Scan the listing below for the word "index" and state how many lines hold it. Write nothing but the number.
- Opening Delimiter -
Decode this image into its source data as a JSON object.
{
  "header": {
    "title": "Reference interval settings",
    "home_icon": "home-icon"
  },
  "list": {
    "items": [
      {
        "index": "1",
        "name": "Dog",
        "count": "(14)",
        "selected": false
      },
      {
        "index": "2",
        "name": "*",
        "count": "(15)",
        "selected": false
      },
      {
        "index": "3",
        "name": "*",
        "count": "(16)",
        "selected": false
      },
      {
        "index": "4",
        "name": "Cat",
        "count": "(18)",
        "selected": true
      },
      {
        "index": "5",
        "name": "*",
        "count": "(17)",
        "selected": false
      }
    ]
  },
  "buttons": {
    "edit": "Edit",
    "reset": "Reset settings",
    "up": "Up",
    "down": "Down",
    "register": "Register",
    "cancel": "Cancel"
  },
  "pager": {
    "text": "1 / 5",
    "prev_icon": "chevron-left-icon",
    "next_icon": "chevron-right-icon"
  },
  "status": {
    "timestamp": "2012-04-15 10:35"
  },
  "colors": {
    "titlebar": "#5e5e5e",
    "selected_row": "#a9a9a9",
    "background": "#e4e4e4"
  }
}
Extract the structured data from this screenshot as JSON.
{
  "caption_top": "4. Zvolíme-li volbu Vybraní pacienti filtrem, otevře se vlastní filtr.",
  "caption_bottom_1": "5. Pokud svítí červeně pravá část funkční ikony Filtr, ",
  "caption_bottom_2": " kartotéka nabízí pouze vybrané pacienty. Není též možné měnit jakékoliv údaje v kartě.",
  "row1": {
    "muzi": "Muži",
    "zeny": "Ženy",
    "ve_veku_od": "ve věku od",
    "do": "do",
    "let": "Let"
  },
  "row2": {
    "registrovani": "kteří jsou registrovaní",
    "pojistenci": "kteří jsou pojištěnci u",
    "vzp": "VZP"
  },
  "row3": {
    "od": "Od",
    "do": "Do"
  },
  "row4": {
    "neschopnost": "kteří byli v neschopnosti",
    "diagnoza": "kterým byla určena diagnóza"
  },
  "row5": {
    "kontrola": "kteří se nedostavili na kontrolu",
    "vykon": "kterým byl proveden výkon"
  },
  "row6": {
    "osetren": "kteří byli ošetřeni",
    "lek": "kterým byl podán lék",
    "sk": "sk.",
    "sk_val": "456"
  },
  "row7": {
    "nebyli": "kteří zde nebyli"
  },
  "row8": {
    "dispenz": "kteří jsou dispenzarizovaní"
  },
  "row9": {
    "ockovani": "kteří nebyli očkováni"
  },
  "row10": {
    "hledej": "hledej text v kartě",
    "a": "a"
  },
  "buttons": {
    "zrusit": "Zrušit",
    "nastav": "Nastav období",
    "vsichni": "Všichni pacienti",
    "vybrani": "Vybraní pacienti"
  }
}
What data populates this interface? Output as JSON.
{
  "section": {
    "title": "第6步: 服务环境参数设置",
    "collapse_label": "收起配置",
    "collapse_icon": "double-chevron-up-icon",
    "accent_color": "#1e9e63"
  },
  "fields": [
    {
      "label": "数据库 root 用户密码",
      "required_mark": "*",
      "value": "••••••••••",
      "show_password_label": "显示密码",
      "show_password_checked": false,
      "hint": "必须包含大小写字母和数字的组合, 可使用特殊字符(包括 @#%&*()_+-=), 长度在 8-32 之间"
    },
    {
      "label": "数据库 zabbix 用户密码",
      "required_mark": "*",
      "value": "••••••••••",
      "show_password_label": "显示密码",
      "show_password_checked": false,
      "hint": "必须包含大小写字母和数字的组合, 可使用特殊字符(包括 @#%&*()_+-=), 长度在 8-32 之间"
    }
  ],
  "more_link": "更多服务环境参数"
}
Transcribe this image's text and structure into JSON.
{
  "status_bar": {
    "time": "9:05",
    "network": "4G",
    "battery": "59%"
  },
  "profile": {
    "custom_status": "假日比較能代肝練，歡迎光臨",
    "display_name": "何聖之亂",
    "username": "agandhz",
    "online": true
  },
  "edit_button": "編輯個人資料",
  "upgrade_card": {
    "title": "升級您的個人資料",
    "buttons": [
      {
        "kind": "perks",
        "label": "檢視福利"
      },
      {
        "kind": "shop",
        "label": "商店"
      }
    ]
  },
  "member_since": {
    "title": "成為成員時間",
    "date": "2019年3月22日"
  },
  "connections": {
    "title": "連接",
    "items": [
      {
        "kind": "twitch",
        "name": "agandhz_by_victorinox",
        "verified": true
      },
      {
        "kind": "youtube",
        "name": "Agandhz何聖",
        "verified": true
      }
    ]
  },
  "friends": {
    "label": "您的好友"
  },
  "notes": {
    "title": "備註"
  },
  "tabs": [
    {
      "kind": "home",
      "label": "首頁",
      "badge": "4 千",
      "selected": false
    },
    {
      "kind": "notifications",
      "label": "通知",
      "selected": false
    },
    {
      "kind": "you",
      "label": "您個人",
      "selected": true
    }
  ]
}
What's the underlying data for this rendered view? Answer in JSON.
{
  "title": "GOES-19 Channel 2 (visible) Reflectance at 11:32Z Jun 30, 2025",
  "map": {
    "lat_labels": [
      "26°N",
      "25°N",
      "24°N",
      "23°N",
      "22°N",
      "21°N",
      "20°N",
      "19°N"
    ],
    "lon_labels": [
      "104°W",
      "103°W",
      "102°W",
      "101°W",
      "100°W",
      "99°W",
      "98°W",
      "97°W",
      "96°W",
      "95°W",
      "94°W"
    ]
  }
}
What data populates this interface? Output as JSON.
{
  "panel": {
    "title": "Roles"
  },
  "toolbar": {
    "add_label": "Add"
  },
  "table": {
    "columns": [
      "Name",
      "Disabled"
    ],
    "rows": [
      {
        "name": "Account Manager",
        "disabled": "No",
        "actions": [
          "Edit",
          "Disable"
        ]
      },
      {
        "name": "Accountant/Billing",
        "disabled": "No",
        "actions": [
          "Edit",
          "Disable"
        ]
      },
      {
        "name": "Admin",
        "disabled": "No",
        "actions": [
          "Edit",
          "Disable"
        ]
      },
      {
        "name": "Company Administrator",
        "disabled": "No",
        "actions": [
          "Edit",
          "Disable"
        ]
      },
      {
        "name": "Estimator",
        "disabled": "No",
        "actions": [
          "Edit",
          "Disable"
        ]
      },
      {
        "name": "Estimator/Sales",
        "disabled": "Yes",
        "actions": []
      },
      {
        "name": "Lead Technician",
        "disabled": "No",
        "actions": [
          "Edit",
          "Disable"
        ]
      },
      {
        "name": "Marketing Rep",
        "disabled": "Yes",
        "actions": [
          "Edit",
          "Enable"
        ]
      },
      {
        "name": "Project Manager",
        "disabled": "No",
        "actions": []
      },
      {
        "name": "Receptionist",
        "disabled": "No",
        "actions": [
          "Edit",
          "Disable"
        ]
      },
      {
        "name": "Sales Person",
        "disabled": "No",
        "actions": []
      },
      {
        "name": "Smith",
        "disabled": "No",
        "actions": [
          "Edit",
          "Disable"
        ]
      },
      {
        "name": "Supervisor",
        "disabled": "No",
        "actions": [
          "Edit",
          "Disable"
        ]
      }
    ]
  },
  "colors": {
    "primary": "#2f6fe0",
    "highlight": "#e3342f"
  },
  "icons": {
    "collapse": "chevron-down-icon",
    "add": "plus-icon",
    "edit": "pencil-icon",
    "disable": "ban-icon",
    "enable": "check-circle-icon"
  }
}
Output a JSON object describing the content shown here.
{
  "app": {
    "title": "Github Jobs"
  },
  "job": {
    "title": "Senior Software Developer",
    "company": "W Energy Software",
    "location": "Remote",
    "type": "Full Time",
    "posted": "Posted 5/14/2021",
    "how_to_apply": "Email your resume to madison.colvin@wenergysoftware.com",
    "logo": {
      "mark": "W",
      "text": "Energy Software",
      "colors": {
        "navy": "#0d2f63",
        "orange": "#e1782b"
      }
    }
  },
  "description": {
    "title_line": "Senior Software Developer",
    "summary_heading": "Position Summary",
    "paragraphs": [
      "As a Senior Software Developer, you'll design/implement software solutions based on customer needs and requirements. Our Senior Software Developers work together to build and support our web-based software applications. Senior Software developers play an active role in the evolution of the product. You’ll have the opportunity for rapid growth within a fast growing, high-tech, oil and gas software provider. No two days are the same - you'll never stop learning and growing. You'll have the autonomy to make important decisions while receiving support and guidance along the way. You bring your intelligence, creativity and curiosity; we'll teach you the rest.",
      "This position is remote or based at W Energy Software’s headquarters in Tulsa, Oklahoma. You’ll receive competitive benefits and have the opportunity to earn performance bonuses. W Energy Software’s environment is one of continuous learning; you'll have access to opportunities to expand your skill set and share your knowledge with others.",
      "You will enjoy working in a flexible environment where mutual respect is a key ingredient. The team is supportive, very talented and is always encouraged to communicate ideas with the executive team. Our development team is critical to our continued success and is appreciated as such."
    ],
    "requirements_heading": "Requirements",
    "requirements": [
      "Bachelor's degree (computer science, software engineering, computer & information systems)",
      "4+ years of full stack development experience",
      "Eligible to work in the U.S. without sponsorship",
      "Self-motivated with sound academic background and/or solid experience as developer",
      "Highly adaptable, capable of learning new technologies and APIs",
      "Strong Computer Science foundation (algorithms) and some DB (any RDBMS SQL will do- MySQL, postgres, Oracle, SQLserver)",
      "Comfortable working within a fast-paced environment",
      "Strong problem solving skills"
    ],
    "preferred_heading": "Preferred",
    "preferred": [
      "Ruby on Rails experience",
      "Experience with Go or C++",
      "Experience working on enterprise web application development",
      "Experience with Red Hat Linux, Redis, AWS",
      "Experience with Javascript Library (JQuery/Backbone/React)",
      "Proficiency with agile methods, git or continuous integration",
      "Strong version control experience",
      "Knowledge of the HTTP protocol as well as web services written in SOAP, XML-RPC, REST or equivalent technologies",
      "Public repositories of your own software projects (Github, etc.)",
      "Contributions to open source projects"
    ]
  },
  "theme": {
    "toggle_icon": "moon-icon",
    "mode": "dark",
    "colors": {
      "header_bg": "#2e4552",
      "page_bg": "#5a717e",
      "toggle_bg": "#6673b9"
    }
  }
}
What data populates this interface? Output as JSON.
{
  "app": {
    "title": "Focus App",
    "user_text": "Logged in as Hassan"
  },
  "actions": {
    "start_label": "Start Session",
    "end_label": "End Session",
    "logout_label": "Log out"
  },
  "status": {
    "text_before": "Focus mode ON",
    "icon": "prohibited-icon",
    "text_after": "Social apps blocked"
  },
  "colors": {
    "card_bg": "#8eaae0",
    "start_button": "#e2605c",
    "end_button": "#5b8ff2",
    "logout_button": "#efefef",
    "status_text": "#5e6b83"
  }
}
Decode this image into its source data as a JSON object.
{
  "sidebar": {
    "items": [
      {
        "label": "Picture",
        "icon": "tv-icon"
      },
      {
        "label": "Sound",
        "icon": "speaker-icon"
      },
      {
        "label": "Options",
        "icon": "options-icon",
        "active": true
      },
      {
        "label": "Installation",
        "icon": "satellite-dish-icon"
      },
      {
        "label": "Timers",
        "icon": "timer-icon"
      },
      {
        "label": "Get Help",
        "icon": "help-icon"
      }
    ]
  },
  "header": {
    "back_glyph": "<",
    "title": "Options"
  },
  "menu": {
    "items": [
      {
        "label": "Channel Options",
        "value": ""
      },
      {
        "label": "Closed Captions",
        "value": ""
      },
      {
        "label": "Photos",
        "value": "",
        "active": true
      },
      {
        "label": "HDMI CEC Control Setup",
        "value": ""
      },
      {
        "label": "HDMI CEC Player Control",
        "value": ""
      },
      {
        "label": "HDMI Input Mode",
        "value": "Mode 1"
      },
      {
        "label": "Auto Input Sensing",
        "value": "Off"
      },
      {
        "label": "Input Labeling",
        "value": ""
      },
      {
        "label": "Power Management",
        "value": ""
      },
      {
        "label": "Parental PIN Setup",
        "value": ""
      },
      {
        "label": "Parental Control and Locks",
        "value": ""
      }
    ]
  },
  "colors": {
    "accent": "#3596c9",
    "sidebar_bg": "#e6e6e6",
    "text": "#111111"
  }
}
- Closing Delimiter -
ANSWER
5